I feel that I have a lot more to express, techno in general is a very wide genre and I am willing to continue to do some more excursions into that. I just have love for various deeper forms of music. If I’m stuck with the Conforce thing I just go to another project. I see it as totally different identities. You’re capable of switching between both. There is so much more to discover and to be made. It keeps you going.
You now have a few different names you go by. Can you tell us the ideas and feeling behind the music of each different name?
With Conforce I mainly tend to focus on the deep atmospheric techno side. Sometimes it’s more for the floor, sometimes more for at home. It will remain my main thing but if I’m bored there are plenty of other ideas beside this that I want to work out. Versalife is a more conceptual project (though the focus is clear): my main goal was to push the machines to the limit and get cool atmospheric electro tracks each with a story inside itself that speaks to the imagination of the listener.
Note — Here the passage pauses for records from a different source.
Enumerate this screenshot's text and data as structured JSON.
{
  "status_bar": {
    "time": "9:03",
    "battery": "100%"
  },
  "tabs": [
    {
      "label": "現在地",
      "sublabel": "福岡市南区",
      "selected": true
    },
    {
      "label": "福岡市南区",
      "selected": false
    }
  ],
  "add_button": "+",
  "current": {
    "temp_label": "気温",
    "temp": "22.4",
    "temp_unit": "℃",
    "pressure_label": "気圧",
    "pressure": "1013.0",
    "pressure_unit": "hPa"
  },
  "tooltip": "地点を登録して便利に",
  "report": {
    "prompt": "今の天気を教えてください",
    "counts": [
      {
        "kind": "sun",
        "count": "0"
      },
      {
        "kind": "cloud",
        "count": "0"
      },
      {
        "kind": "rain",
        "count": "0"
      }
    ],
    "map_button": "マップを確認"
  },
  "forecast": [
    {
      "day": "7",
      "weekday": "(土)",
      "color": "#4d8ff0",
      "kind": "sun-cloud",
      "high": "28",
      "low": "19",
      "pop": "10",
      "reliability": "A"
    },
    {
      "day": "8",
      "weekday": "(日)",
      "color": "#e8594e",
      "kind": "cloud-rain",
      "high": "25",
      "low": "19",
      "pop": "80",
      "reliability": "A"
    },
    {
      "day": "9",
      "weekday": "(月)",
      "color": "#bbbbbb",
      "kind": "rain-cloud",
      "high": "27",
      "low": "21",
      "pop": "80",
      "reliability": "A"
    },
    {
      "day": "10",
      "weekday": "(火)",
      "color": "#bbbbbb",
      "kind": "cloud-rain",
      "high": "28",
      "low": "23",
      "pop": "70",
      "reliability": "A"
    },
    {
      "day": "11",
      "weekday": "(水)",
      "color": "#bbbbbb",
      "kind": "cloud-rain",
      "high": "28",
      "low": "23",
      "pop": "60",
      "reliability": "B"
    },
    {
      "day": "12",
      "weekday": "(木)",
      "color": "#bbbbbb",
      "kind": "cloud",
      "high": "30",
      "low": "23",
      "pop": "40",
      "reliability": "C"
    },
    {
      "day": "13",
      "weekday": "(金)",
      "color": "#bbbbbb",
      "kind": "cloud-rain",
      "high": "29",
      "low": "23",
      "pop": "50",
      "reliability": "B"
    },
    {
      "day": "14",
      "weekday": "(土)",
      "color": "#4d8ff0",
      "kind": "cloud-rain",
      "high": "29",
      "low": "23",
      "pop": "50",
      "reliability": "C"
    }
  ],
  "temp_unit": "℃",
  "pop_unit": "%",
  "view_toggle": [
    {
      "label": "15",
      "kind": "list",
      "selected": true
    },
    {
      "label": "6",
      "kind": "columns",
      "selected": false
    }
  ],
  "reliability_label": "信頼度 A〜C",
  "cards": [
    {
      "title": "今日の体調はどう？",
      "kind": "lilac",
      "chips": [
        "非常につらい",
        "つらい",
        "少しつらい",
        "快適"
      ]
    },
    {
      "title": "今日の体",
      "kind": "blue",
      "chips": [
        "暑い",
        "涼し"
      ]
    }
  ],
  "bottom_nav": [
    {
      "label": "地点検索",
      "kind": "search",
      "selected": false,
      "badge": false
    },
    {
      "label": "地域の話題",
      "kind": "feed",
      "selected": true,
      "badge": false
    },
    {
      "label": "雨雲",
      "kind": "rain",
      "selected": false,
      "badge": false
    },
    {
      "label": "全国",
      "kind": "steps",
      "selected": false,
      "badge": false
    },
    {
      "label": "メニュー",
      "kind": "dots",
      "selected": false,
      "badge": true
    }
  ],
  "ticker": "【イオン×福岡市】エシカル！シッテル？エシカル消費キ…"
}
The tracks all are pure flows of inspiration and mainly created with four pieces of gear. So there is a limitation to that moniker. It’s all about imagination and visualization with that project. In the first place I did it all for fun and eventually Clone wanted to release it as three separate EPs so it worked out a little more seriously. It became better than I expected myself. I got fascinated by the genre over the last three years and I can’t imagine a life without it any more. Let’s just say I dug deeper into myself last year to create this, so in that case it’s very pure. I hope people can hear that. It’s very personal.
Can you feel some other pseudonyms in you waiting to get out too?
Last year I also did some techno projects that were released as untitled records. It’s for the people to find out what it is. It’s about the music, that’s the most important. A name is just a name.
When did you start playing live sets and have they changed/enhanced/altered the way you make tracks now?
I guess my first set was in 2008 at the Sonar festival during an RA party. My set is constantly changing and evolving. It’s never the same, not a single time. It’s a personal reflection of that moment and it has become a bit more focused to the dance floor over the years. Getting yourself in front of a crowd who wants a party techno night definitely changed my view not just on production, but on the idea of a set in general. Especially when I do a live set I tend to take the energetic tracks with me. I could just do a set for myself but that is not what is rewarding. What’s rewarding is to see people go crazy on the music and giving them some positive energy trough the music. They have to enjoy it as much as I do. I really want to give something and not be the home producer boy who is only making nice records. My sets should be something on their own and they need something extra.
You seem to be keeping up a pretty constant succession of releases. How much time to devote to making new tracks and also to performing?
At the moment my life is all about production of electronic music. I have enough time to work on various projects. I quit a very stressful job as an educator in video production last year so I decided to go for my own creativity, mainly music. Still I would never want to see it as a job, it’s just a hobby that expanded into something bigger. From time to time I also work as a freelance video producer.
What can you tell us about the mix you put together for us?
It’s a selection of the records I have at home. I did not specifically want to make a techno podcast but just a various mix of tunes I really love. It is actually the first mix in years I have made. It’s a mixture between some techno, ambient, pure electronic tracks and some house. It’s a one hour impression. Also I’ve added tracks from myself and fellow producers.
And what can we expect from you in the next year?
I’m playing Fabric on June 25th as part of The Nothing Special. I have a few remixes for Skudge on Echocord, Jarred Wilson on Dolly. Also a Versalife remix for the new imprint Dieptepunt. Furthermore, Night Time Activities part 2 and 3 will see the light of day to complete the series.